Today’s jobs require more than high school, he reminded us. They need at least two years of college, and specific training. And yet most of those Americans — black, white, & brown — whose incomes who are in the lower 40% will not get even a 2-year degree. How will they make good?
During the numerous statistics Hrabowski needed no notes to remember, he told us stories. What I was most touched by was a story he told of his mother, a career teacher. ‘Teachers touch eternity through their students,” she told him only a bit before she died. And yes, the teacher in me knows th is.
But that connection is only possible because of something else Hrabowski learned, he said, from his mother: the importance of relationships. Before a teacher can teach, or a student learn, or those roles switch — as they do in the best of classrooms — there must be a relationship between teacher & student, one based on mutual trust and respect. And that’s what missing from the discussions of education reform: real people and their very real relationships.
The tests and mandated texts and accountability we insist on today don’t create those relationships; people do. Given the achievement gap (Hispanic & black students graduate from college at significantly lower rates than do white students), and the reality of teaching as a predominantly white female profession, we need to figure out a way for white teachers to form closer relationships (and to have time to do so!) with their students.
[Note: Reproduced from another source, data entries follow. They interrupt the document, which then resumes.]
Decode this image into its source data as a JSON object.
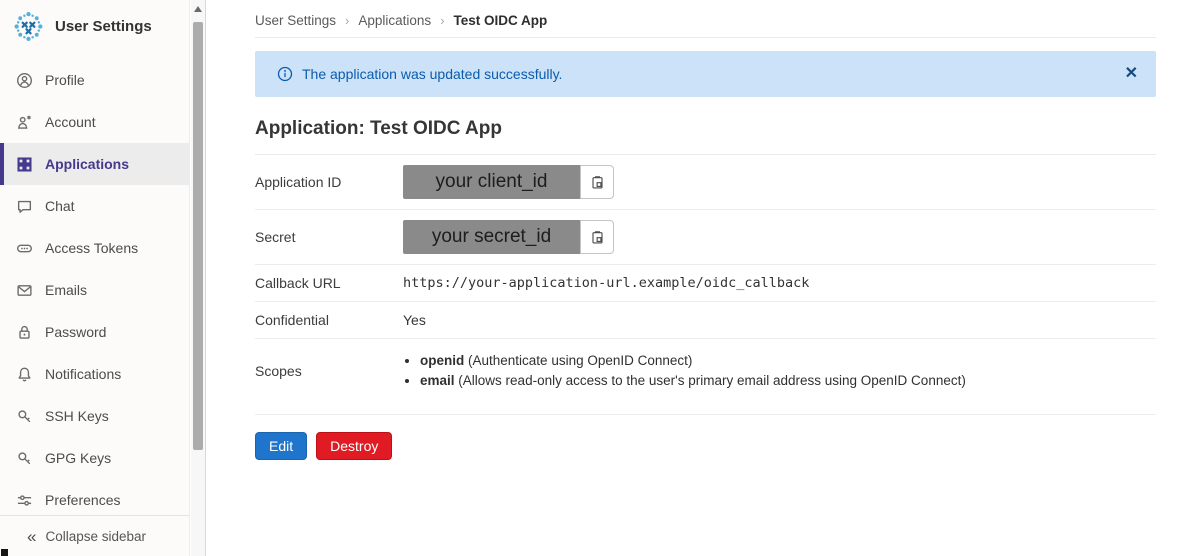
{
  "sidebar": {
    "title": "User Settings",
    "items": [
      {
        "label": "Profile"
      },
      {
        "label": "Account"
      },
      {
        "label": "Applications",
        "active": true
      },
      {
        "label": "Chat"
      },
      {
        "label": "Access Tokens"
      },
      {
        "label": "Emails"
      },
      {
        "label": "Password"
      },
      {
        "label": "Notifications"
      },
      {
        "label": "SSH Keys"
      },
      {
        "label": "GPG Keys"
      },
      {
        "label": "Preferences"
      }
    ],
    "collapse_icon": "«",
    "collapse_label": "Collapse sidebar"
  },
  "breadcrumb": {
    "items": [
      "User Settings",
      "Applications",
      "Test OIDC App"
    ],
    "separator": "›"
  },
  "alert": {
    "message": "The application was updated successfully.",
    "close_label": "✕"
  },
  "page": {
    "title": "Application: Test OIDC App"
  },
  "details": {
    "application_id": {
      "label": "Application ID",
      "value": "your client_id"
    },
    "secret": {
      "label": "Secret",
      "value": "your secret_id"
    },
    "callback": {
      "label": "Callback URL",
      "value": "https://your-application-url.example/oidc_callback"
    },
    "confidential": {
      "label": "Confidential",
      "value": "Yes"
    },
    "scopes": {
      "label": "Scopes",
      "items": [
        {
          "name": "openid",
          "description": "(Authenticate using OpenID Connect)"
        },
        {
          "name": "email",
          "description": "(Allows read-only access to the user's primary email address using OpenID Connect)"
        }
      ]
    }
  },
  "actions": {
    "edit": "Edit",
    "destroy": "Destroy"
  },
  "colors": {
    "active_nav": "#45398e",
    "alert_bg": "#cbe2f9",
    "alert_text": "#0b5cad",
    "edit_button": "#1f75cb",
    "destroy_button": "#e01b24",
    "value_box_bg": "#8a8a8a"
  }
}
A city as racially segregated as Tulsa doesn’t offer easy opportunities for interracial friendships. You have to seek them out, get up at 8 a.m. and go to breakfast. Show up. But if you do? You leave with a special present: hope that things can change. That people ARE changing, reconciling an ugly, bitter past where whites swept into the Greenwood area of Tulsa and burnt the entire neighbourhood to the ground. Because it was ‘black.’
Answering a question from the audience, Hrabowski laid out a plan for working with those who fear us, those we do not like or understand: Listen, he said. Listen to those who are different from you. And talk. That’s what I mean — hope. I don’t always believe that people WILL listen, Dr. Hrawbowski. I need constant reminders to keep trying.
Because if the boy who grew up in Birmingham, and was thrown in jail at 12 just because he believed in equal education can reconcile his past, so can we all. Even here in Tulsa.